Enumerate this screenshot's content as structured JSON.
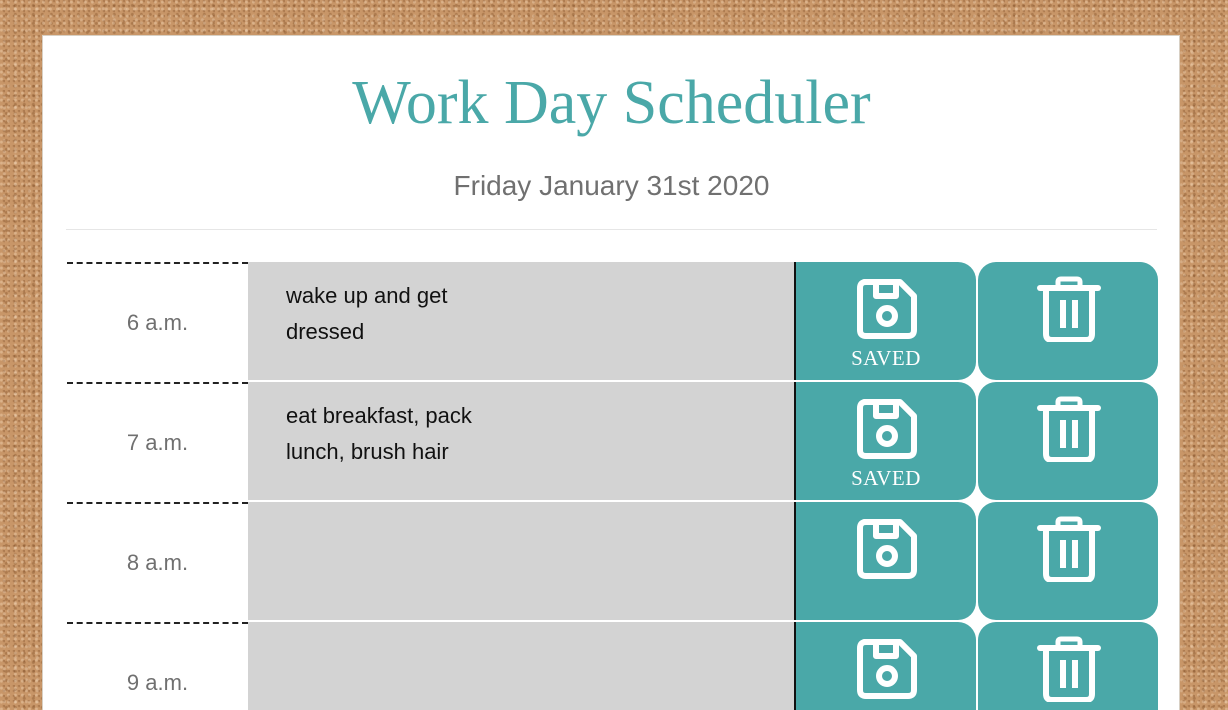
{
  "header": {
    "title": "Work Day Scheduler",
    "date": "Friday January 31st 2020"
  },
  "colors": {
    "accent": "#4aa8a8",
    "task_bg": "#d3d3d3",
    "corkboard": "#c89668"
  },
  "rows": [
    {
      "hour": "6 a.m.",
      "task": "wake up and get dressed",
      "saved_label": "SAVED",
      "save_icon": "floppy-disk-icon",
      "delete_icon": "trash-icon"
    },
    {
      "hour": "7 a.m.",
      "task": "eat breakfast, pack lunch, brush hair",
      "saved_label": "SAVED",
      "save_icon": "floppy-disk-icon",
      "delete_icon": "trash-icon"
    },
    {
      "hour": "8 a.m.",
      "task": "",
      "saved_label": "",
      "save_icon": "floppy-disk-icon",
      "delete_icon": "trash-icon"
    },
    {
      "hour": "9 a.m.",
      "task": "",
      "saved_label": "",
      "save_icon": "floppy-disk-icon",
      "delete_icon": "trash-icon"
    }
  ]
}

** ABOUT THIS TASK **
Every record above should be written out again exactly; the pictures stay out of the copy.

** OUTPUT OF THE EXERCISE **
Enumerate this screenshot's content as structured JSON.
{
  "header": {
    "title": "Work Day Scheduler",
    "date": "Friday January 31st 2020"
  },
  "colors": {
    "accent": "#4aa8a8",
    "task_bg": "#d3d3d3",
    "corkboard": "#c89668"
  },
  "rows": [
    {
      "hour": "6 a.m.",
      "task": "wake up and get dressed",
      "saved_label": "SAVED",
      "save_icon": "floppy-disk-icon",
      "delete_icon": "trash-icon"
    },
    {
      "hour": "7 a.m.",
      "task": "eat breakfast, pack lunch, brush hair",
      "saved_label": "SAVED",
      "save_icon": "floppy-disk-icon",
      "delete_icon": "trash-icon"
    },
    {
      "hour": "8 a.m.",
      "task": "",
      "saved_label": "",
      "save_icon": "floppy-disk-icon",
      "delete_icon": "trash-icon"
    },
    {
      "hour": "9 a.m.",
      "task": "",
      "saved_label": "",
      "save_icon": "floppy-disk-icon",
      "delete_icon": "trash-icon"
    }
  ]
}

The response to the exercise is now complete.